### Extracted data
═══

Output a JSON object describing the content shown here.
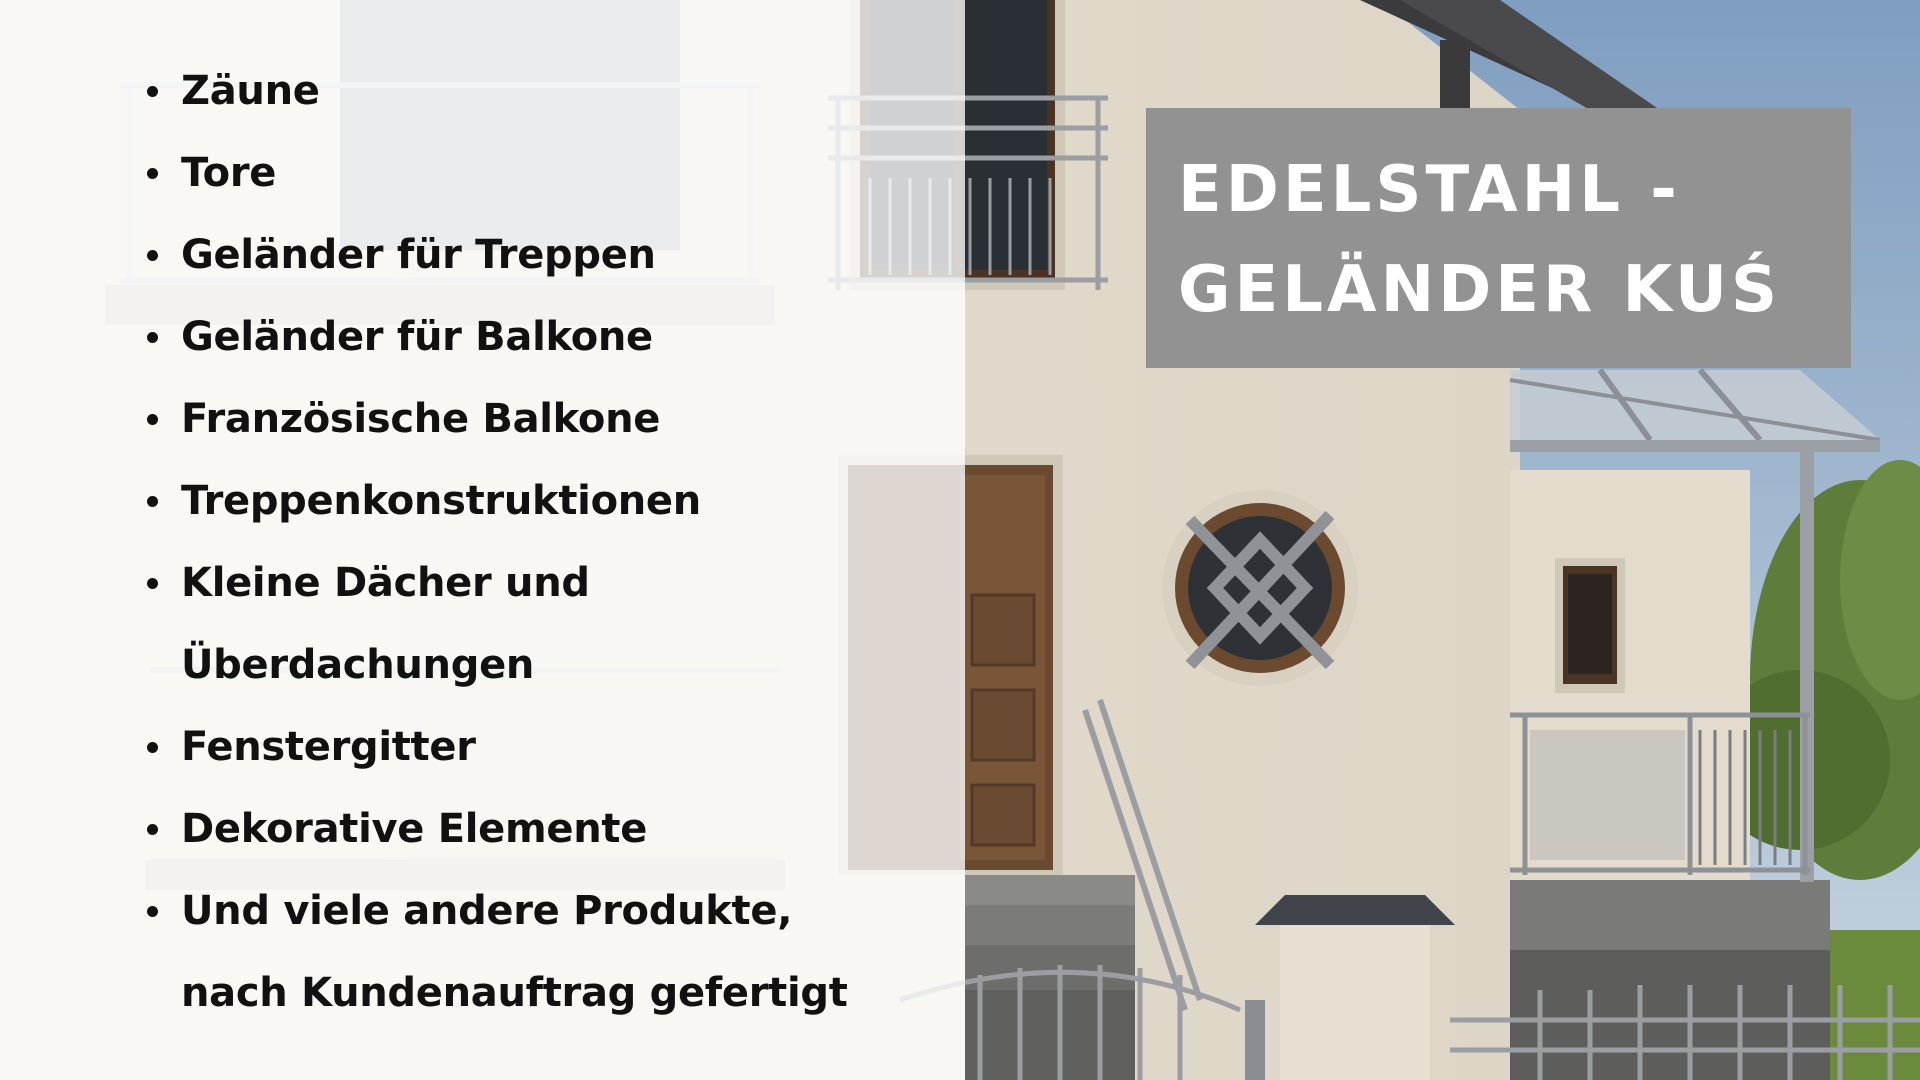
{
  "title": {
    "line1": "EDELSTAHL -",
    "line2": "GELÄNDER KUŚ"
  },
  "products": [
    {
      "lines": [
        "Zäune"
      ]
    },
    {
      "lines": [
        "Tore"
      ]
    },
    {
      "lines": [
        "Geländer für Treppen"
      ]
    },
    {
      "lines": [
        "Geländer für Balkone"
      ]
    },
    {
      "lines": [
        "Französische Balkone"
      ]
    },
    {
      "lines": [
        "Treppenkonstruktionen"
      ]
    },
    {
      "lines": [
        "Kleine Dächer und",
        "Überdachungen"
      ]
    },
    {
      "lines": [
        "Fenstergitter"
      ]
    },
    {
      "lines": [
        "Dekorative Elemente"
      ]
    },
    {
      "lines": [
        "Und viele andere Produkte,",
        "nach Kundenauftrag gefertigt"
      ]
    }
  ],
  "colors": {
    "title_box": "#929292",
    "title_text": "#ffffff",
    "list_text": "#111111",
    "wall": "#e4ddd0",
    "sky": "#9db3cc"
  }
}
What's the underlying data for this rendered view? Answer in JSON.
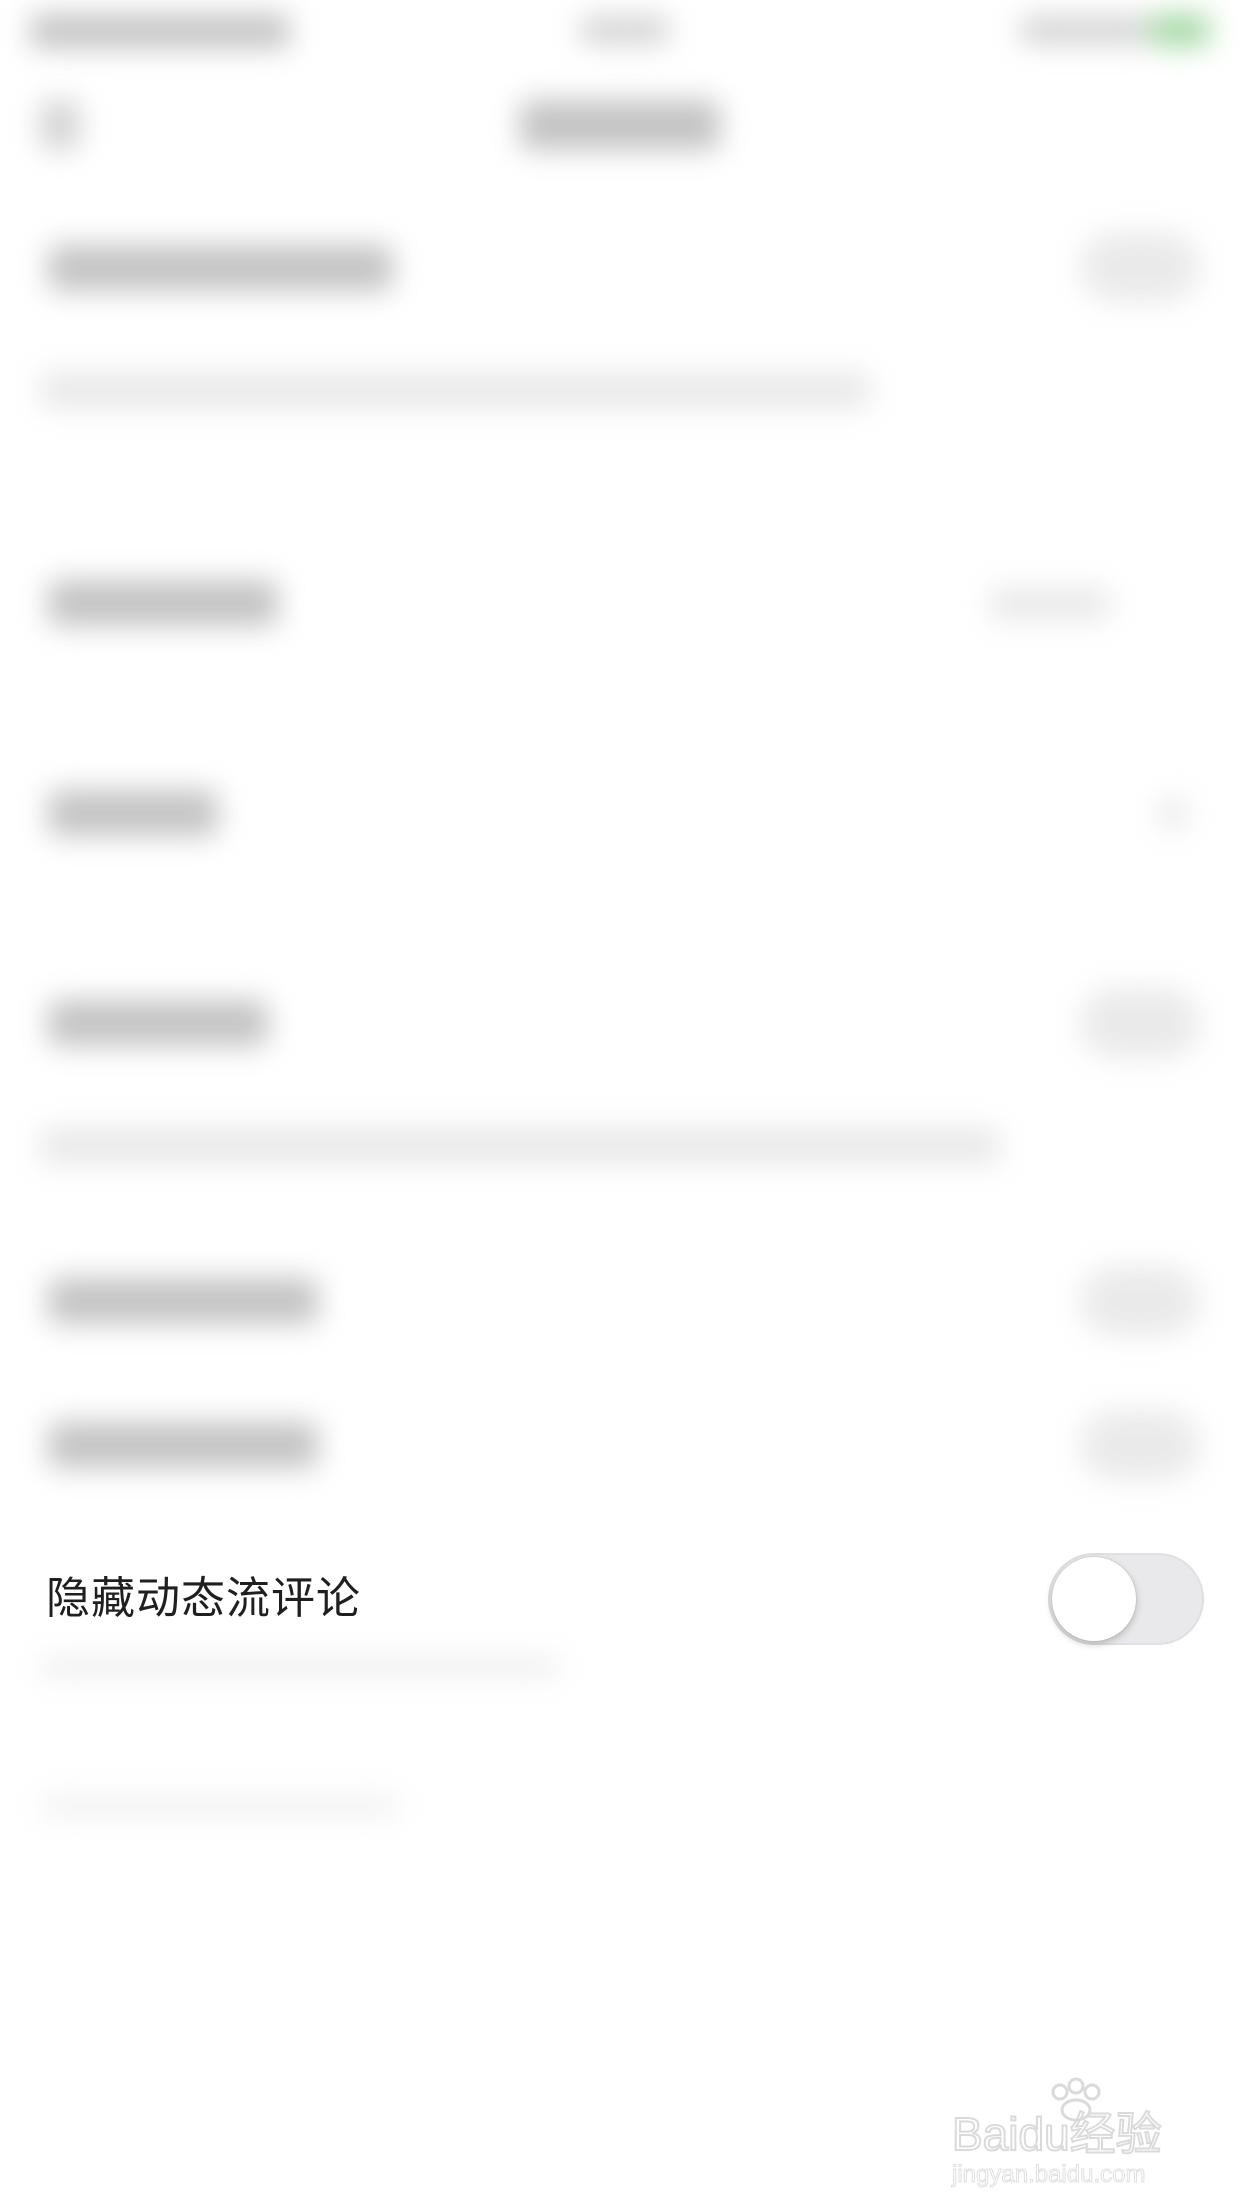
{
  "settings": {
    "hide_feed_comments": {
      "label": "隐藏动态流评论",
      "enabled": false
    }
  },
  "colors": {
    "toggle_off_track": "#e9e9eb",
    "toggle_knob": "#ffffff",
    "label_text": "#1f1f1f",
    "background": "#ffffff"
  },
  "watermark": {
    "brand_text": "Baidu经验",
    "url_text": "jingyan.baidu.com"
  }
}
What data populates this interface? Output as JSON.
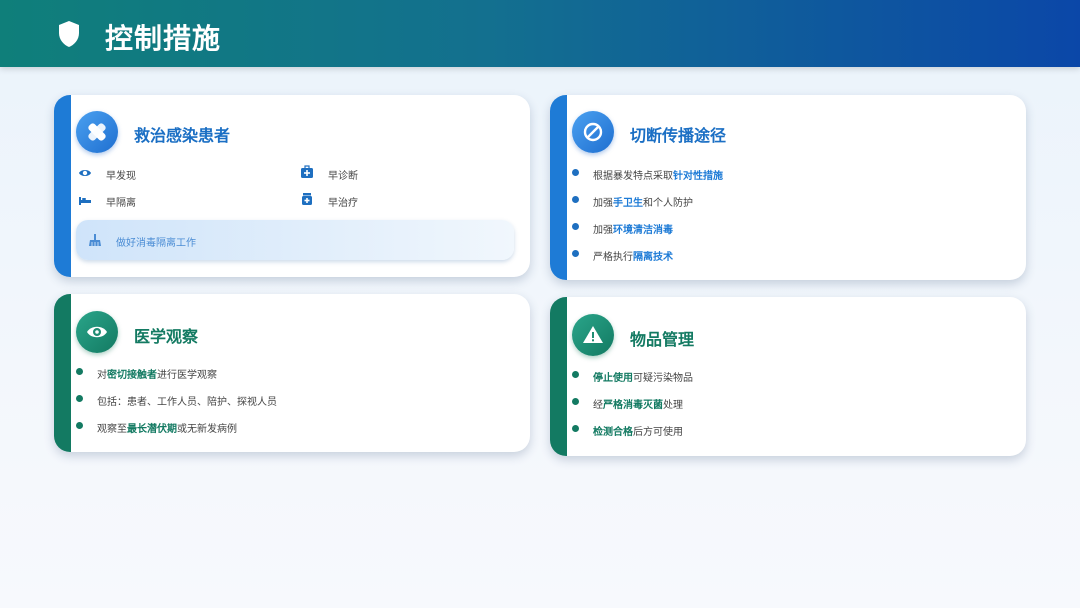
{
  "header": {
    "title": "控制措施",
    "icon": "shield-icon"
  },
  "cards": {
    "treat": {
      "title": "救治感染患者",
      "icon": "bandage-icon",
      "items": [
        {
          "label": "早发现",
          "icon": "eye-icon"
        },
        {
          "label": "早诊断",
          "icon": "medical-kit-icon"
        },
        {
          "label": "早隔离",
          "icon": "bed-icon"
        },
        {
          "label": "早治疗",
          "icon": "medicine-bottle-icon"
        }
      ],
      "highlight": {
        "label": "做好消毒隔离工作",
        "icon": "broom-icon"
      }
    },
    "cut": {
      "title": "切断传播途径",
      "icon": "ban-icon",
      "bullets": [
        {
          "pre": "根据暴发特点采取",
          "hl": "针对性措施",
          "post": ""
        },
        {
          "pre": "加强",
          "hl": "手卫生",
          "post": "和个人防护"
        },
        {
          "pre": "加强",
          "hl": "环境清洁消毒",
          "post": ""
        },
        {
          "pre": "严格执行",
          "hl": "隔离技术",
          "post": ""
        }
      ]
    },
    "observe": {
      "title": "医学观察",
      "icon": "eye-icon",
      "bullets": [
        {
          "pre": "对",
          "hl": "密切接触者",
          "post": "进行医学观察"
        },
        {
          "pre": "包括：患者、工作人员、陪护、探视人员",
          "hl": "",
          "post": ""
        },
        {
          "pre": "观察至",
          "hl": "最长潜伏期",
          "post": "或无新发病例"
        }
      ]
    },
    "goods": {
      "title": "物品管理",
      "icon": "warning-icon",
      "bullets": [
        {
          "pre": "",
          "hl": "停止使用",
          "post": "可疑污染物品"
        },
        {
          "pre": "经",
          "hl": "严格消毒灭菌",
          "post": "处理"
        },
        {
          "pre": "",
          "hl": "检测合格",
          "post": "后方可使用"
        }
      ]
    }
  },
  "colors": {
    "blue": "#1e7bd6",
    "green": "#137a62",
    "header_start": "#0f7f7a",
    "header_end": "#0b47a8"
  }
}
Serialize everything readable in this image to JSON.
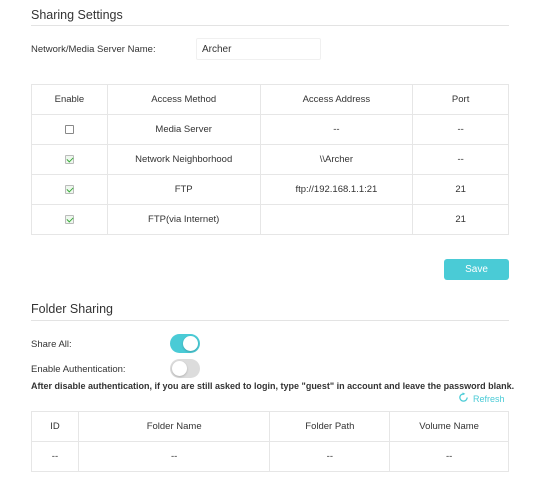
{
  "sharing": {
    "title": "Sharing Settings",
    "server_name_label": "Network/Media Server Name:",
    "server_name_value": "Archer",
    "columns": [
      "Enable",
      "Access Method",
      "Access Address",
      "Port"
    ],
    "rows": [
      {
        "enabled": false,
        "method": "Media Server",
        "address": "--",
        "port": "--"
      },
      {
        "enabled": true,
        "method": "Network Neighborhood",
        "address": "\\\\Archer",
        "port": "--"
      },
      {
        "enabled": true,
        "method": "FTP",
        "address": "ftp://192.168.1.1:21",
        "port": "21"
      },
      {
        "enabled": true,
        "method": "FTP(via Internet)",
        "address": "",
        "port": "21"
      }
    ],
    "save_label": "Save"
  },
  "folder": {
    "title": "Folder Sharing",
    "share_all_label": "Share All:",
    "share_all_on": true,
    "auth_label": "Enable Authentication:",
    "auth_on": false,
    "notice": "After disable authentication, if you are still asked to login, type \"guest\" in account and leave the password blank.",
    "refresh_label": "Refresh",
    "columns": [
      "ID",
      "Folder Name",
      "Folder Path",
      "Volume Name"
    ],
    "rows": [
      {
        "id": "--",
        "name": "--",
        "path": "--",
        "volume": "--"
      }
    ]
  },
  "colors": {
    "accent": "#4acbd6",
    "check": "#3aaa3a"
  }
}
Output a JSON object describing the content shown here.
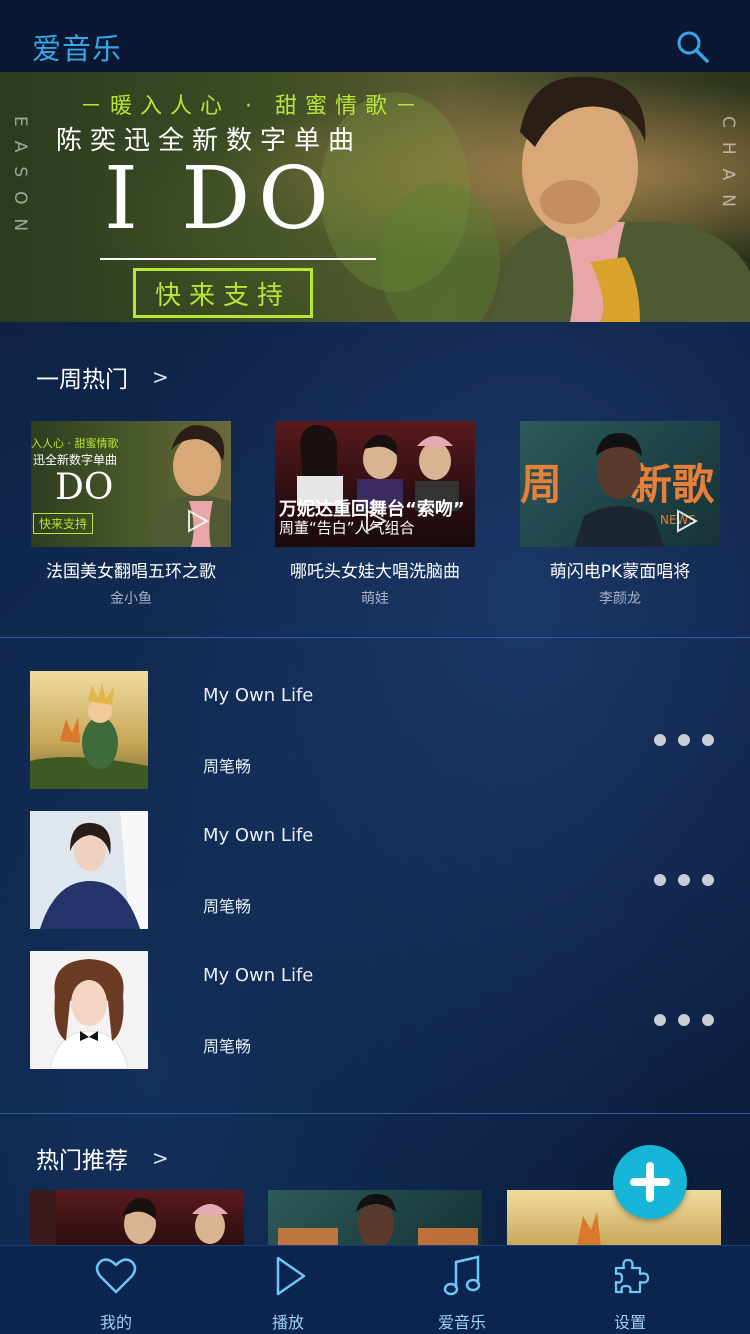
{
  "header": {
    "title": "爱音乐",
    "search_icon": "search-icon"
  },
  "banner": {
    "slogan": "－暖入人心 · 甜蜜情歌－",
    "subtitle": "陈奕迅全新数字单曲",
    "title": "I DO",
    "cta": "快来支持",
    "side_left": "EASON",
    "side_right": "CHAN",
    "accent": "#b8e637"
  },
  "weekly_hot": {
    "heading": "一周热门",
    "arrow": ">",
    "items": [
      {
        "name": "法国美女翻唱五环之歌",
        "artist": "金小鱼",
        "thumb_text_1": "入人心 · 甜蜜情歌",
        "thumb_text_2": "迅全新数字单曲",
        "thumb_text_3": "DO",
        "thumb_text_4": "快来支持"
      },
      {
        "name": "哪吒头女娃大唱洗脑曲",
        "artist": "萌娃",
        "thumb_text_1": "万妮达重回舞台“索吻”",
        "thumb_text_2": "周董“告白”人气组合"
      },
      {
        "name": "萌闪电PK蒙面唱将",
        "artist": "李颜龙",
        "thumb_text_1": "周",
        "thumb_text_2": "新歌",
        "thumb_text_3": "NEWS"
      }
    ]
  },
  "songs": [
    {
      "title": "My Own Life",
      "artist": "周笔畅"
    },
    {
      "title": "My Own Life",
      "artist": "周笔畅"
    },
    {
      "title": "My Own Life",
      "artist": "周笔畅"
    }
  ],
  "recommend": {
    "heading": "热门推荐",
    "arrow": ">"
  },
  "fab": {
    "icon": "plus-icon",
    "color": "#17b6d8"
  },
  "tabbar": {
    "items": [
      {
        "label": "我的",
        "icon": "heart-icon"
      },
      {
        "label": "播放",
        "icon": "play-icon"
      },
      {
        "label": "爱音乐",
        "icon": "music-note-icon"
      },
      {
        "label": "设置",
        "icon": "puzzle-icon"
      }
    ]
  },
  "colors": {
    "accent_blue": "#37a6e6",
    "tab_icon": "#6ec6f5",
    "background": "#0b1b38"
  }
}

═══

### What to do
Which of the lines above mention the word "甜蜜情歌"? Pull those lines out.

### Task solution
    "slogan": "－暖入人心 · 甜蜜情歌－",
        "thumb_text_1": "入人心 · 甜蜜情歌",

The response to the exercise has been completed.